It is worth noting that in his thesis on ARPANET, Alexandre Serres had already applied concepts drawn from the sociology of translation to RFCs, together with the actor-network theory, which has strongly influenced STS.

The interest in RFCs shown in particular by the quotations that open this introduction but also acknowledged in Michel Elie’s account invite us to consider their central role; the date of the first RFC is still considered as highly symbolic. Paul Baran’s diagram on the centralised, distributed and decentralised vision of a network continues to be a reference. While Alexandre Serres mentioned the recurrences of “ARPANET þ history” on AltaVista, it is also worth noting the similar test carried out by Paul Baran (an image search in Google gives millions of results). But the mention of RFCs is also recurrent, this time reflecting a distributed and peer-to-peer organisational framework. Sandra Braman’s work (2011, 2012, 2013) has provided fruitful analyses of RFCs, which today remain the symbol of a pioneering spirit open to contribution and peer-to-peer methods, as Michel Elie remembers when he recalls his time at UCLA in 1969-1970 and the contributions he made.

In addition to the fact that RFCs constitute an extraordinary memory of the network for historians, this example of openness based on technical competence, informal and peer-to-peer discussion more flexible than traditional standards bodies, would foster both the adaptability of the network and also a process of broad stakeholder involvement.

This phenomenon of creating interest through openness and participation is not negligible. Openness guaranteed publicity. As Vinton Cerf (1990, pp. 22-23) noted:

A guy named Gerard Le Lann (sic) was at IRIA working with Pouzin and came to my lab at Stanford for a year and had a lot to do with the early discussions of what the TCP would look like. So did Bob Metcalfe, it turns out. Metcalfe was at Xerox at the time and in June of 1973 we began working together, Le Lann, Metcalfe, and I, on the design of the host-to-host protocol for INTERNET. Eventually Metcalfe got impatient with the rate at which things were going. I was trying to get a large number of people to agree on a set of protocols, and every time you brought in a new player we had to go through the argument again. Meanwhile Metcalfe had five or six guys over at Xerox trying to get the local area nets running. Finally they said they didn’t want to wait until this process of agreement and consensus finally concluded, so they went off on a slightly different tack and invented XNS that took some different choices than the TCP did. And they got it up and running before ours, in fact. Of course in the long run we’ve… They kept it secret, and that was a mistake, I guess, now looking back. If they hadn’t kept it secret, we might all be using XNS instead of TCP. But as it stood, TCP turned out to be the open protocol that everybody had a finger in at one time or another. That is just how it all worked out.

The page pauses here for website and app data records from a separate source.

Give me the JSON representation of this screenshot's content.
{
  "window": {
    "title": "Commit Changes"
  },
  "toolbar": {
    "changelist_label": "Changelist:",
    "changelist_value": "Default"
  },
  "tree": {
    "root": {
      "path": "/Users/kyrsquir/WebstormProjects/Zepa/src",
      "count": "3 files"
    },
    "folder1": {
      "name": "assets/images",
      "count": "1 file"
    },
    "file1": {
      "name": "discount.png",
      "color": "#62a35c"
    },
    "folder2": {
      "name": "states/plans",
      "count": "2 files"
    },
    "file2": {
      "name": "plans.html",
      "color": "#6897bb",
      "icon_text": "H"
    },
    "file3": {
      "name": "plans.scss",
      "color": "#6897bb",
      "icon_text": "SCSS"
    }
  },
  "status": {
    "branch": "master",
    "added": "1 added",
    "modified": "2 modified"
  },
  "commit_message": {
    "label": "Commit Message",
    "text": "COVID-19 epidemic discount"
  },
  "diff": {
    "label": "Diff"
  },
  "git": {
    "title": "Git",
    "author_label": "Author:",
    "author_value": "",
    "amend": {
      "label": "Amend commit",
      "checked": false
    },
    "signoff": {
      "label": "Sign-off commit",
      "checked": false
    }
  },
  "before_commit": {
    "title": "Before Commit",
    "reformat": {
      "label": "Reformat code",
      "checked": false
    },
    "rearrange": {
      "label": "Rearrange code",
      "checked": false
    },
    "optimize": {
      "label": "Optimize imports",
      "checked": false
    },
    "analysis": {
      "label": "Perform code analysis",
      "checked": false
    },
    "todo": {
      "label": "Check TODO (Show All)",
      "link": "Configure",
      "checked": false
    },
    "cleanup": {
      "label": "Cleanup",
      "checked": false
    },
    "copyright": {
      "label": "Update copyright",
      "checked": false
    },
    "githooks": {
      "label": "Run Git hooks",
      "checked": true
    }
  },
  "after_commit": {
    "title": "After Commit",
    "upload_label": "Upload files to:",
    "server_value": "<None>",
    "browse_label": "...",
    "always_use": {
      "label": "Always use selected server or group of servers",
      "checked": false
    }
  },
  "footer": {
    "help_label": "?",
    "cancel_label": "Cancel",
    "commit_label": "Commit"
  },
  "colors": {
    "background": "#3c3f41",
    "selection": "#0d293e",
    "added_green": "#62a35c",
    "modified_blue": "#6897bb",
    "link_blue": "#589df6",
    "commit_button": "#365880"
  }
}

This symbol of ARPANET’s intellectual and organisational openness has become an aspect that is regularly cited in the Internet neutrality debates or by those who criticise the excessively unilateral governance that currently characterises the Internet and the confiscation of the spirit of openness by companies or countries.

But it is also worth considering, beyond this symbolic heritage, a technical heritage that Gerard Le Lann emphasises when he refers to smart vehicle or energy networks in which distributed network pioneers like Robert Metcalfe are involved. This suggests that we need to think not only about “When old technologies were new,” to quote Carolyn Marvin (1990), but also when new technologies are old.